Imagine taking your cat or dog to the veterinarian for an emergency or serious illness and the tests and treatment runs into the thousands of dollars. Would you be able to pay for the care needed to save their life or restore them back to health? What if you only had to pay a deductible and/or copay and the insurance company paid the rest of the bill directly to the vet rather than you paying the full cost up front to the vet and then seeking reimbursement from the insurance company? Which would you prefer?
Pet insurance has traditionally been a reimbursement model for paying claims. You pay the vet and then file a claim to receive reimbursement for covered expenses minus your deductible and/or copay. I've said for years that this limits the practicality of pet insurance for most of my clients. Why? For large veterinary bills, not many can afford to pay the whole bill up front and then wait to receive reimbursement from the pet insurance company. They don't have adequate savings or available credit to do so.
Third party arrangments like CareCredit have helped, but you still have to be credit worthy and the limits may be far less than some larger veterinary bills. Ask your vet if they accept CareCredit or similar payment plans. If so, the time to sign up is now before it is needed.
Most (not all) of the pet insurance companies have a provision allowing you to specify if you'd like them to pay the veterinarian directly or receive reimbursement of the bill you've paid. The problem is that your veterinarian must consent to such an arrangement and there are likely at least two objections:
- They want assurance up front that the illness treated will be covered and how much they will be reimbursed and how much you will be paying.
- They don't want to wait for payment from the insurance company any more than you would for a large reimbursement.
In 2013, Trupanion was the first insurance company to introduce a concept that overcomes these objections with Trupanion Express. I recorded two podcast episodes that outline why they spent millions of dollars to make this a reality and how it is used.
- Interview with Darryl Rawlings, CEO of Trupanion
- Interview with Dr. Kerri Marshall who helped develop Trupanion Express
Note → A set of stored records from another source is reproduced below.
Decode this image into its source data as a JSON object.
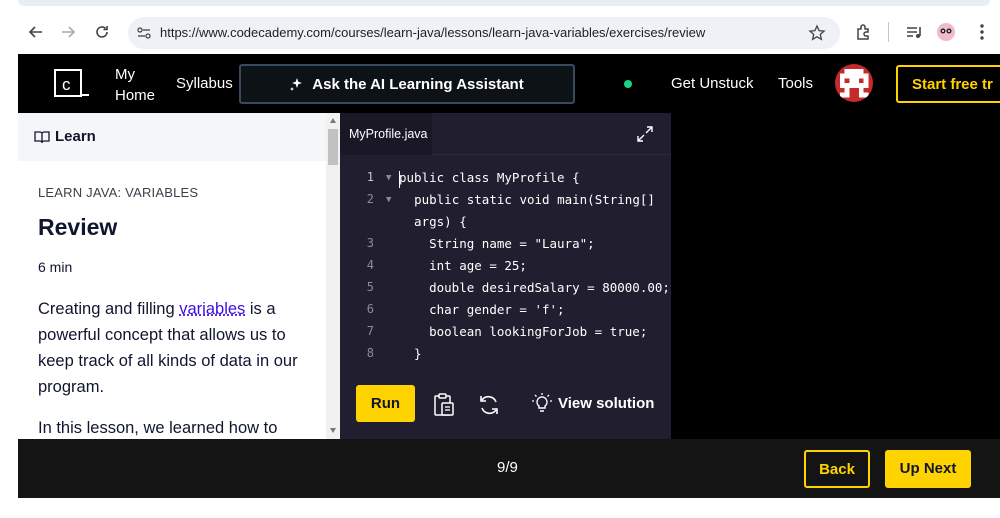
{
  "browser": {
    "url": "https://www.codecademy.com/courses/learn-java/lessons/learn-java-variables/exercises/review"
  },
  "header": {
    "nav_my_home_line1": "My",
    "nav_my_home_line2": "Home",
    "nav_syllabus": "Syllabus",
    "ai_assistant_label": "Ask the AI Learning Assistant",
    "get_unstuck": "Get Unstuck",
    "tools": "Tools",
    "trial_button": "Start free tr"
  },
  "learn_panel": {
    "header": "Learn",
    "eyebrow": "LEARN JAVA: VARIABLES",
    "title": "Review",
    "duration": "6 min",
    "para1_before": "Creating and filling ",
    "para1_link": "variables",
    "para1_after": " is a powerful concept that allows us to keep track of all kinds of data in our program.",
    "para2": "In this lesson, we learned how to"
  },
  "editor": {
    "file_tab": "MyProfile.java",
    "lines": [
      {
        "n": "1",
        "code": "public class MyProfile {"
      },
      {
        "n": "2",
        "code": "  public static void main(String[]"
      },
      {
        "n": "",
        "code": "  args) {"
      },
      {
        "n": "3",
        "code": "    String name = \"Laura\";"
      },
      {
        "n": "4",
        "code": "    int age = 25;"
      },
      {
        "n": "5",
        "code": "    double desiredSalary = 80000.00;"
      },
      {
        "n": "6",
        "code": "    char gender = 'f';"
      },
      {
        "n": "7",
        "code": "    boolean lookingForJob = true;"
      },
      {
        "n": "8",
        "code": "  }"
      }
    ],
    "run_label": "Run",
    "view_solution_label": "View solution"
  },
  "footer": {
    "progress": "9/9",
    "back_label": "Back",
    "next_label": "Up Next"
  },
  "colors": {
    "accent_yellow": "#ffd300",
    "editor_bg": "#211e2f",
    "link": "#3a10e5",
    "status_dot": "#1ad18a"
  },
  "icons": [
    "back-arrow-icon",
    "forward-arrow-icon",
    "reload-icon",
    "site-settings-icon",
    "star-icon",
    "extensions-icon",
    "media-icon",
    "profile-icon",
    "menu-dots-icon",
    "codecademy-logo",
    "sparkle-icon",
    "book-icon",
    "expand-icon",
    "clipboard-icon",
    "refresh-icon",
    "lightbulb-icon"
  ]
}
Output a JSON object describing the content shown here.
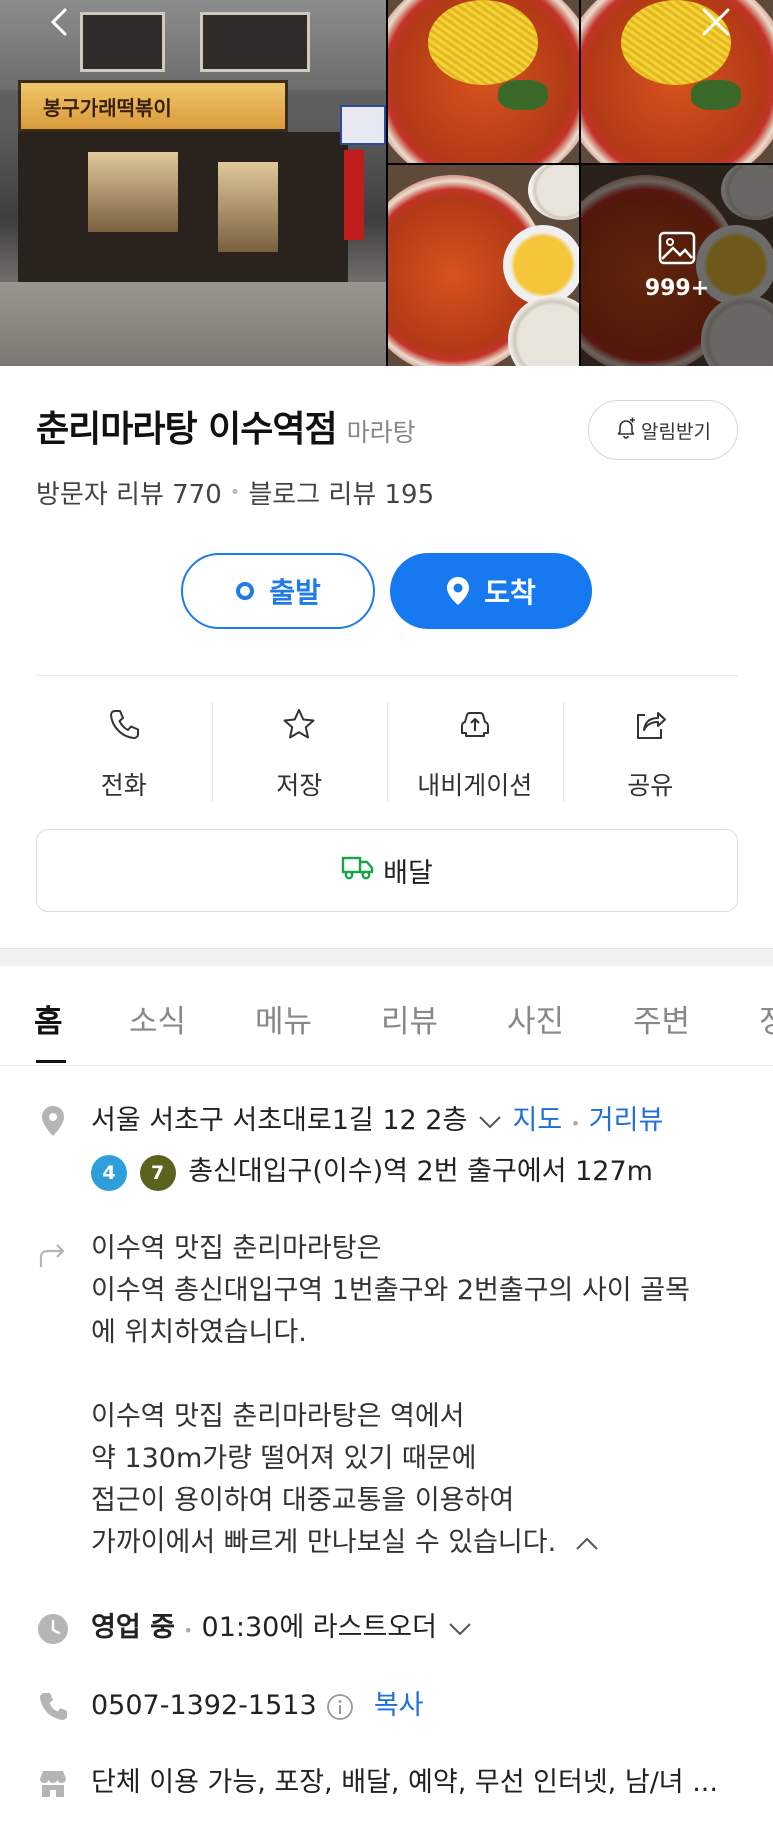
{
  "photos": {
    "storefront_sign": "봉구가래떡볶이",
    "more_count": "999+"
  },
  "place": {
    "name": "춘리마라탕 이수역점",
    "category": "마라탕",
    "alert_label": "알림받기",
    "visitor_reviews": "방문자 리뷰 770",
    "blog_reviews": "블로그 리뷰 195"
  },
  "route": {
    "start_label": "출발",
    "arrive_label": "도착"
  },
  "actions": [
    {
      "label": "전화",
      "icon": "phone-icon"
    },
    {
      "label": "저장",
      "icon": "star-icon"
    },
    {
      "label": "내비게이션",
      "icon": "navigation-icon"
    },
    {
      "label": "공유",
      "icon": "share-icon"
    }
  ],
  "delivery_label": "배달",
  "tabs": [
    "홈",
    "소식",
    "메뉴",
    "리뷰",
    "사진",
    "주변",
    "정"
  ],
  "info": {
    "address": "서울 서초구 서초대로1길 12 2층",
    "map_link": "지도",
    "street_view_link": "거리뷰",
    "subway_lines": [
      "4",
      "7"
    ],
    "subway_text": "총신대입구(이수)역 2번 출구에서 127m",
    "description": [
      "이수역 맛집 춘리마라탕은",
      "이수역 총신대입구역 1번출구와 2번출구의 사이 골목",
      "에 위치하였습니다.",
      "",
      "이수역 맛집 춘리마라탕은 역에서",
      "약 130m가량 떨어져 있기 때문에",
      "접근이 용이하여 대중교통을 이용하여",
      "가까이에서 빠르게 만나보실 수 있습니다."
    ],
    "hours_status": "영업 중",
    "hours_detail": "01:30에 라스트오더",
    "phone": "0507-1392-1513",
    "copy_label": "복사",
    "amenities": "단체 이용 가능, 포장, 배달, 예약, 무선 인터넷, 남/녀 ..."
  },
  "colors": {
    "accent": "#1779f0",
    "subway_line_4": "#2f9fdc",
    "subway_line_7": "#5b621e"
  }
}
I also interviewed representatives from these veterinary hospitals who are using Trupanion Express:
Watch this video as Laura explains how Trupanion Express allowed her to afford the diagnostic testing and treatment necessary to diagnose her dog's chronic condition (Inflammatory Bowel Disease) as well as other acute conditions that required treatment:
Watch this video about Theo the kitty who had an intestinal blockage. The pet owner paid only a portion of the bill and Trupanion paid the veterinary hospital the balance directly.
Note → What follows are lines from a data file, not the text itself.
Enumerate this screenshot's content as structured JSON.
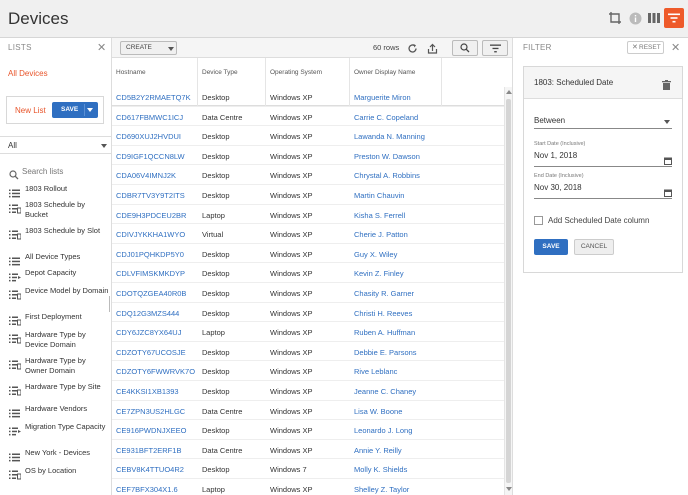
{
  "header": {
    "title": "Devices",
    "icons": [
      "crop-icon",
      "info-icon",
      "columns-icon",
      "filter-icon"
    ],
    "accent_color": "#ee5a2a"
  },
  "lists_panel": {
    "title": "LISTS",
    "all_devices": "All Devices",
    "new_list": "New List",
    "save_label": "SAVE",
    "filter_select": "All",
    "search_placeholder": "Search lists",
    "items": [
      {
        "label": "1803 Rollout",
        "icon": "list-icon"
      },
      {
        "label": "1803 Schedule by Bucket",
        "icon": "grouped-list-icon"
      },
      {
        "label": "1803 Schedule by Slot",
        "icon": "grouped-list-icon"
      },
      {
        "label": "All Device Types",
        "icon": "list-icon"
      },
      {
        "label": "Depot Capacity",
        "icon": "list-arrow-icon"
      },
      {
        "label": "Device Model by Domain",
        "icon": "grouped-list-icon"
      },
      {
        "label": "First Deployment",
        "icon": "grouped-list-icon"
      },
      {
        "label": "Hardware Type by Device Domain",
        "icon": "grouped-list-icon"
      },
      {
        "label": "Hardware Type by Owner Domain",
        "icon": "grouped-list-icon"
      },
      {
        "label": "Hardware Type by Site",
        "icon": "grouped-list-icon"
      },
      {
        "label": "Hardware Vendors",
        "icon": "list-icon"
      },
      {
        "label": "Migration Type Capacity",
        "icon": "list-arrow-icon"
      },
      {
        "label": "New York - Devices",
        "icon": "list-icon"
      },
      {
        "label": "OS by Location",
        "icon": "grouped-list-icon"
      }
    ]
  },
  "table": {
    "create_label": "CREATE",
    "row_count": "60 rows",
    "columns": [
      "Hostname",
      "Device Type",
      "Operating System",
      "Owner Display Name"
    ],
    "rows": [
      [
        "CD5B2Y2RMAETQ7K",
        "Desktop",
        "Windows XP",
        "Marguerite Miron"
      ],
      [
        "CD617FBMWC1ICJ",
        "Data Centre",
        "Windows XP",
        "Carrie C. Copeland"
      ],
      [
        "CD690XUJ2HVDUI",
        "Desktop",
        "Windows XP",
        "Lawanda N. Manning"
      ],
      [
        "CD9IGF1QCCN8LW",
        "Desktop",
        "Windows XP",
        "Preston W. Dawson"
      ],
      [
        "CDA06V4IMNJ2K",
        "Desktop",
        "Windows XP",
        "Chrystal A. Robbins"
      ],
      [
        "CDBR7TV3Y9T2ITS",
        "Desktop",
        "Windows XP",
        "Martin Chauvin"
      ],
      [
        "CDE9H3PDCEU2BR",
        "Laptop",
        "Windows XP",
        "Kisha S. Ferrell"
      ],
      [
        "CDIVJYKKHA1WYO",
        "Virtual",
        "Windows XP",
        "Cherie J. Patton"
      ],
      [
        "CDJ01PQHKDP5Y0",
        "Desktop",
        "Windows XP",
        "Guy X. Wiley"
      ],
      [
        "CDLVFIMSKMKDYP",
        "Desktop",
        "Windows XP",
        "Kevin Z. Finley"
      ],
      [
        "CDOTQZGEA40R0B",
        "Desktop",
        "Windows XP",
        "Chasity R. Garner"
      ],
      [
        "CDQ12G3MZS444",
        "Desktop",
        "Windows XP",
        "Christi H. Reeves"
      ],
      [
        "CDY6JZC8YX64UJ",
        "Laptop",
        "Windows XP",
        "Ruben A. Huffman"
      ],
      [
        "CDZOTY67UCOSJE",
        "Desktop",
        "Windows XP",
        "Debbie E. Parsons"
      ],
      [
        "CDZOTY6FWWRVK7O",
        "Desktop",
        "Windows XP",
        "Rive Leblanc"
      ],
      [
        "CE4KKSI1XB1393",
        "Desktop",
        "Windows XP",
        "Jeanne C. Chaney"
      ],
      [
        "CE7ZPN3US2HLGC",
        "Data Centre",
        "Windows XP",
        "Lisa W. Boone"
      ],
      [
        "CE916PWDNJXEEO",
        "Desktop",
        "Windows XP",
        "Leonardo J. Long"
      ],
      [
        "CE931BFT2ERF1B",
        "Data Centre",
        "Windows XP",
        "Annie Y. Reilly"
      ],
      [
        "CEBV8K4TTUO4R2",
        "Desktop",
        "Windows 7",
        "Molly K. Shields"
      ],
      [
        "CEF7BFX304X1.6",
        "Laptop",
        "Windows XP",
        "Shelley Z. Taylor"
      ]
    ]
  },
  "filter_panel": {
    "title": "FILTER",
    "reset_label": "RESET",
    "card_title": "1803: Scheduled Date",
    "operator": "Between",
    "start_label": "Start Date (Inclusive)",
    "start_value": "Nov 1, 2018",
    "end_label": "End Date (Inclusive)",
    "end_value": "Nov 30, 2018",
    "add_column_label": "Add Scheduled Date column",
    "save_label": "SAVE",
    "cancel_label": "CANCEL"
  }
}
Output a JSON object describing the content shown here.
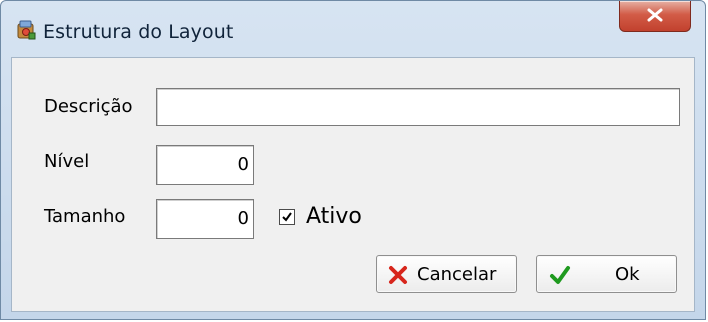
{
  "window": {
    "title": "Estrutura do Layout",
    "close_icon": "close-x-icon",
    "app_icon": "layout-structure-icon"
  },
  "form": {
    "descricao": {
      "label": "Descrição",
      "value": ""
    },
    "nivel": {
      "label": "Nível",
      "value": "0"
    },
    "tamanho": {
      "label": "Tamanho",
      "value": "0"
    },
    "ativo": {
      "label": "Ativo",
      "checked": true
    }
  },
  "buttons": {
    "cancel": {
      "label": "Cancelar",
      "icon": "red-x-icon"
    },
    "ok": {
      "label": "Ok",
      "icon": "green-check-icon"
    }
  },
  "colors": {
    "titlebar": "#c4d6ea",
    "close_button": "#c2412e",
    "cancel_icon": "#d7261c",
    "ok_icon": "#1f9a1f"
  }
}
Watch this video as a veterinarian and his staff explains how Trupanion Express not only benefits them, but also their clients and their pets:
One other insurance company, Embrace, introduced a similar concept in 2017 called Embrace 360. My last conversation with representatives of the company indicated the concept is being slowly rolled out in veterinary hospitals and not fully implemented yet. I recorded a podcast episode with a representative of Embrace when it was launched discussing how it works:
As a veterinarian, I certainly hope that the pet insurance industry can one day fully implement an alternative to the reimbursement model - especially for larger claims. I believe that this will help the industry grow more easily and benefit pet owners and their pets as well as the veterinarians and their staffs that care for the pets.
In the meantime, if you have pet insurance and the company insuring your pet will pay your vet directly, there are a couple of things you can do to be prepared if you face a large expense you will have trouble paying for:
- Ask your insurance company if they will do a medical record review so that you and your veterinarian will know if a condition that needs treatment will be covered in the future. Unless it is an emergency, you can always have your vet submit an estimate for needed diagnostics and treatment for pre-certification of a claim.
- Let your veterinarian know your pet is insured and ask them if they will work with you in the event of a large claim to accept reimbursement directly from the insurance company. Your veterinarian may or may not be willing to do so depending on their experience with pet insurance.